It has to do with a plan the mayor unveiled at this State of the City address March 8th. It calls for banning any and all panhandling downtown (even just sitting there holding a sign) and limiting the hours it's allowed elsewhere in the city. Yet two months after it was introduced to the council, it's yet to be debated.

"It's sitting there with no committee hearing, no debate, no discussion and we're hearing it's because of political reasons they're not considering it," Lotter said.

Democratic Council Vice President John Barth said, "that's completely untrue. The simple fact is it would be negligent to pass a proposal guaranteed to be litigated and incur hundreds of thousands of dollars of cost to the city."

Ken Falk with the ACLU of Indiana said if the proposal passes in its current form, it will be challenged.

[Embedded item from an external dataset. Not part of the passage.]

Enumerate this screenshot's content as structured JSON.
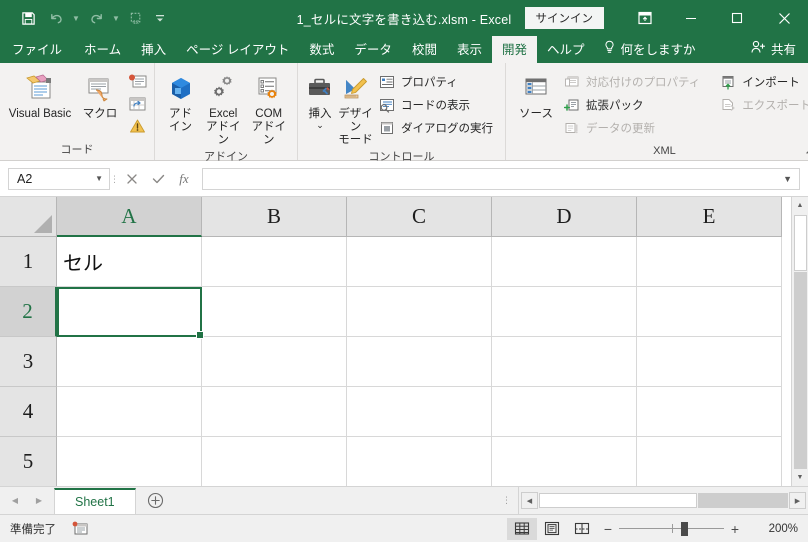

"We've already been contacted by plaintiffs," he said. "Asking for money is protected by the First Amendment and if you are going to impinge on First Amendment conduct, you must be reasonable and leave open ample opportunities. We would submit banning all panhandling, even passive is neither reasonable nor leaves open ample opportunities."

Lotter dismissed the challenge, saying the Indianapolis ordinance is based on one in Florida that survived a federal court case and appeal.

He said there was a certain urgency as panhandling was having an impact on conventions and tourism. He noted the plan was backed by the chamber and Visit Indy.

"When you're losing conventions and when people aren't coming downtown to visit our great amenities (because of panhandling), that's a real concern," he said.

Barth said there was already an ordinance that addressed "aggressive panhandling."

"We need to start by making sure the laws we have are being enforced...right now, the current law isn't because there aren't enough police on the streets," he said.

Figures from IMPD show they made 54 panhandling arrests in 2012, both downtown and at busy intersections. But an ordinance passed in 2009 meant to address panhandling and other types of solicitation at intersections (selling, donating, advertising, distributing) appears to enforced only sporadically.

Nearly every day, nicely-dressed men work the busy intersection at 38th and Fall Creek. They hold newspapers, moving in and out of traffic, approaching motorists. It wasn't something police tried to stop Wednesday as one drove by and another pulled people over for speeding nearby.

Republican Councilor Michael McQuiillen said such solicitation is clearly prohibited. He said the ordinance he sponsored was meant to address not just the nuisance factor but safety concerns.

Asked why it wasn't being enforced at 38th Street, Lotter said he wasn't sure, "I'd have to talk to the commander to see what's going on."

He did say banning any and all panhandling downtown would make enforcement easier because "it takes away the gray area. You don't have to catch someone in the act" of aggressively panhandling.

It is unlikely the proposal will come up for a committee vote any time soon. Barth said Democrats have asked the council attorney to review the legality of it. He said they also want to "research best practices in other cities...I'd say we're in ongoing discussions right now and analysis will take a while. I'd rather make sure we do it right then set a date on it."